See recent CNN reporting: The ultra-rich are illegally buying cheetahs as pets and it's leading to their extinction
Urgent: We need your support to care for the confiscated cheetahs in Somaliland.
CCF needs funding to help us complete the construction of Phase 2 and support the ongoing operations. Our current facilities and cats are costing us around $10,000 USD per month. Operating costs will increase by about $5,000 USD when the new compound is complete (Phase 2).
Cheetah Conservation Fund (CCF) research indicates an estimated 300 cheetahs are poached and smuggled into the Arabian Peninsula each year to be sold in the illegal pet trade. The demand for cubs is driven primarily by countries in the Middle East, where cheetahs have been traditionally considered a status symbol pet. Most enter through Yemen, exiting the Horn of Africa from points along the northwestern coast of Somalia. Poached cubs originate mostly from Ethiopia, northern Kenya, Somalia and Somaliland, and they are handed off from the beaches in Somaliland to Yemeni fishing dhows waiting in the surf.
The self-declared, semi- autonomous region of Somalia known as Somaliland has become the main transit route for cheetahs trafficked out of East Africa because of its geographic location directly across the Gulf of Aden. However, it is not recognized by the U.N. as an independent country, and it is not a Party to the Convention on International Trade of Endangered Species (CITES), and these two facts impede any official acknowledgement of the wildlife trade occurring there. Despite the government of Somaliland being the most proactive government on the planet in addressing this issue, the geopolitical situation thwarts official progress. As its partner in combating the illegal trade, CCF teams and Dr. Laurie Marker are on the ground in Somaliland working. We can assure you from an insider’s perspective -- Somaliland needs and deserves our help, and so does its wildlife – especially these poor cubs

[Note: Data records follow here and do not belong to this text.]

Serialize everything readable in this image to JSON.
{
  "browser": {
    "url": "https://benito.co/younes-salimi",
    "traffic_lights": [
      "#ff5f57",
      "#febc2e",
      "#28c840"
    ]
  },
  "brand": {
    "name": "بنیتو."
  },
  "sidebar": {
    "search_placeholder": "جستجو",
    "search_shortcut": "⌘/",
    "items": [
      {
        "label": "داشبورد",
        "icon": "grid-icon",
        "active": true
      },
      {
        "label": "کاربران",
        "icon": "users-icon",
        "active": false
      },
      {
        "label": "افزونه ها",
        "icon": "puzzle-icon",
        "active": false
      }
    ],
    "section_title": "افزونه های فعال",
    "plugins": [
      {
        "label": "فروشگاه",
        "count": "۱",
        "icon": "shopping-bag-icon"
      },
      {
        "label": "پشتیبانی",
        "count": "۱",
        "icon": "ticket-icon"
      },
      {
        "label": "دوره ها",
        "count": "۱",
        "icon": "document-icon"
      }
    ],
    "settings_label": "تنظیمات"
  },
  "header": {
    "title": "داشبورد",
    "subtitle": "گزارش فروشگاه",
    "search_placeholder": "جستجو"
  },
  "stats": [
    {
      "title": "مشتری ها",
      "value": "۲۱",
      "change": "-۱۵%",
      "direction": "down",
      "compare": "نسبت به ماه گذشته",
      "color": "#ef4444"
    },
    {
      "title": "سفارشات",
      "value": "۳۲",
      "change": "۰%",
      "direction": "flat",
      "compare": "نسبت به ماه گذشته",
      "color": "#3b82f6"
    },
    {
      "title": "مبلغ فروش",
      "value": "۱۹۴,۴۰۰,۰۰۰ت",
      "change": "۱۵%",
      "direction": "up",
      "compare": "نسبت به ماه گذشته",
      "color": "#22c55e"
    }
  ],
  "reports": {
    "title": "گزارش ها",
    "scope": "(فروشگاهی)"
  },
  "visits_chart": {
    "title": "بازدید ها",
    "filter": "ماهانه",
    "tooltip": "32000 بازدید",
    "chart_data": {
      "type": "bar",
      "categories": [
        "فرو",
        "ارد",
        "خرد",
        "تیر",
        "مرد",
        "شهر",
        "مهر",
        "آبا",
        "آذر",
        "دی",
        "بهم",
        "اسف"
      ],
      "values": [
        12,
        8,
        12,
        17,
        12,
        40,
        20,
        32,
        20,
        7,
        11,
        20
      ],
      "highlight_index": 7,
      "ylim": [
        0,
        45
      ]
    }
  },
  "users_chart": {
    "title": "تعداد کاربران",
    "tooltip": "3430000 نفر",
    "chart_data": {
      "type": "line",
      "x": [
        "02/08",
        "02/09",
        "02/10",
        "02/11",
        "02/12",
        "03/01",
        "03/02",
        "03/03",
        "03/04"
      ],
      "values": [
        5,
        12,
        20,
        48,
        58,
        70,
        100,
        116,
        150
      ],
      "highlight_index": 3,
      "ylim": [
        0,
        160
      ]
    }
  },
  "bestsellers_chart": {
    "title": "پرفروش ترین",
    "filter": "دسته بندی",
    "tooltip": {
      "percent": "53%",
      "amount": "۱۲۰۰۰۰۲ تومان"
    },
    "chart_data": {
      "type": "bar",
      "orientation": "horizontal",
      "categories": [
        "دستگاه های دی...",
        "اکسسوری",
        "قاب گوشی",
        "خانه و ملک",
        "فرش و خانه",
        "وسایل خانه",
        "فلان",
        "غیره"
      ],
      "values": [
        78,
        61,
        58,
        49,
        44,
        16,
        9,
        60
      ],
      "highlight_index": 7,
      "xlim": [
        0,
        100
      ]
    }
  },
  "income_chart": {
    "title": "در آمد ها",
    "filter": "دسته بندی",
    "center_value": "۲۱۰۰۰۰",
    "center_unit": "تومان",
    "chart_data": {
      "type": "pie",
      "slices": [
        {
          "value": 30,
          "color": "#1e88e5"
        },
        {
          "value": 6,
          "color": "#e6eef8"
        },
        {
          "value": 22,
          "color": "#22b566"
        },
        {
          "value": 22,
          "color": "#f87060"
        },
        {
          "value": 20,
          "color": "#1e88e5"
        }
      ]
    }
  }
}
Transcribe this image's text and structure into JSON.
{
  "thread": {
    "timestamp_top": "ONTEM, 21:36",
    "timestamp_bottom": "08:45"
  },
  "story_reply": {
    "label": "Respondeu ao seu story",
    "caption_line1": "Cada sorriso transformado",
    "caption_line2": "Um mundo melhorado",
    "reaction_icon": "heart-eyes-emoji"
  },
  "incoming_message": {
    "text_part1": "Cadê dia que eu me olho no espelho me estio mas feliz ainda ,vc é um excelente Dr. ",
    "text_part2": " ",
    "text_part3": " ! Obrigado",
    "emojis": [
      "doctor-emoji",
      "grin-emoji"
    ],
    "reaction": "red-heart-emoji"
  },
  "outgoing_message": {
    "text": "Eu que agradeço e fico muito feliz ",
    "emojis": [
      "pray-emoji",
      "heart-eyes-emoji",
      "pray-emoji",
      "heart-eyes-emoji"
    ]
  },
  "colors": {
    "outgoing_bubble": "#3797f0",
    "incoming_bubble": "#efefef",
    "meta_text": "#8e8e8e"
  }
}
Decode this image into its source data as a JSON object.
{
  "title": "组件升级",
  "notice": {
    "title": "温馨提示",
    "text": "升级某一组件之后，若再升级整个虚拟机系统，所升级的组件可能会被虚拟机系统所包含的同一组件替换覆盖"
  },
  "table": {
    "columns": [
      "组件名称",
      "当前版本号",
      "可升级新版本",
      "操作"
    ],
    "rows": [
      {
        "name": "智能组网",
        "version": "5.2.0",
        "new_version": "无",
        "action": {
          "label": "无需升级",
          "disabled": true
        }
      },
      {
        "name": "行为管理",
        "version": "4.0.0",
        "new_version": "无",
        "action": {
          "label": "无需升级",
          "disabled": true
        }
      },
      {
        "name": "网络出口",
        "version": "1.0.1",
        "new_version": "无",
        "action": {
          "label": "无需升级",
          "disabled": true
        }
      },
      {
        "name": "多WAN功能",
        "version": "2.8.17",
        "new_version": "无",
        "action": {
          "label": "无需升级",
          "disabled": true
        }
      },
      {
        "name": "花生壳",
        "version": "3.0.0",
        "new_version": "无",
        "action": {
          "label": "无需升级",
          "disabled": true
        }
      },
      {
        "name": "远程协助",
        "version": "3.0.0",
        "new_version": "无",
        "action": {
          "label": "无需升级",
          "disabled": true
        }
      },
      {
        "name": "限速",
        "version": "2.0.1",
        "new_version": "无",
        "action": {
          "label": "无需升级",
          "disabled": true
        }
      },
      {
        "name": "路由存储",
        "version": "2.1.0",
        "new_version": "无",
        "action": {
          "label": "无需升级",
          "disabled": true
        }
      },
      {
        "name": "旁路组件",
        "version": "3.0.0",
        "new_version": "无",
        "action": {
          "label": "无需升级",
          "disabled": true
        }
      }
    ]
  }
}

CCF has been assisting the Somaliland Ministry of Environment and Rural Development (MoERD) with its wildlife trafficking interdiction strategies since 2011, helping the government place confiscated animals in wildlife facilities in Djibouti and Ethiopia. In 2016, the Somaliland law changed, and intercepted animals were required to remain in country. Around this time, CCF has been operating its Cheetah Safe House in the capital city of Hargeisa (pop. 1 million) for cubs rescued from the trade. The close proximity to our first trained caregivers in the country (veterinary students at University Hargeisa), and to the fresh meat vendors made Hargeisa a logical choice to base the cubs, since they are delicate and often need around-the-clock care.
Currently, the situation has reached crisis levels. CCF now has some 40 cheetahs in its facilities. In early October, the Somaliland military conducted an illegal fishing operation that netted 100 Yemenis, 22 boats and 21 cheetah cubs in just a two-week span. Of these cubs, only 10 are alive today. By the time they got to CCF, they were too weak from being deprived of food and water in the hands of traffickers, and it was too late to save them. But with these 10 surviving cubs, plus two more recovered from a rural area in Somaliland around the same time, CCF facilities already bursting at the seams are now on maximum overload
CCF’s Cheetah Safe House provides cubs with ongoing food, medication and care. Working in collaboration with Minister of Environment Shukri H. Ismail, once intercepted, trafficked cubs are taken to CCF’s facilities, where they are examined by a team of professional and volunteer veterinarians and animal caregivers.
Already Africa’s most vulnerable big cat, the illegal wildlife trade drives the cheetah even closer to extinction. CCF estimates 300 cubs are taken annually from small populations throughout the Horn that number only ~300-500 reproducing animals. Dr. Marker estimates it is only a few years before we lose the wild cheetah populations in the Horn, and now is the time to act.
CCF has raised enough funds to build and maintain the Cheetah Safe House since 2017. Last month, CCF began work on a second compound in Hargeisa. It is located two blocks from the current facility, and it will have larger, more naturalistic enclosures for the older cats. Many of the animals we have are now 2-3 years of age, and they need this kind of space. CCF has constructed a building on the property. The next phase involves setting up the enclosures and building out the rest of the facility, with feeding areas and a quarantine.
CCF needs funding to help us complete the construction of Phase 2 and support the ongoing operations. Our current facilities and cats are costing us around $10,000 USD per month. Operating costs will increase by about $5,000 USD when the new compound is complete.
CCF Somaliland is now a registered NGO in Somaliland, with a CCF Staff House, Cook, Part-time Accountant, Project Manager, Fulltime Veterinarian, Fulltime Head Cheetahkeeper, and a rotating team of volunteer veterinarians, veterinary students and volunteers from many countries around the world. CCF is also planning to build a permanent CCF cheetah rescue centre on land designated to be the first national park of Somaliland during Phase 3, beginning in 1.5 years, after initial assessment and planning is complete.
Please help us care for these rescued cheetah cubs and ensure their longterm survival.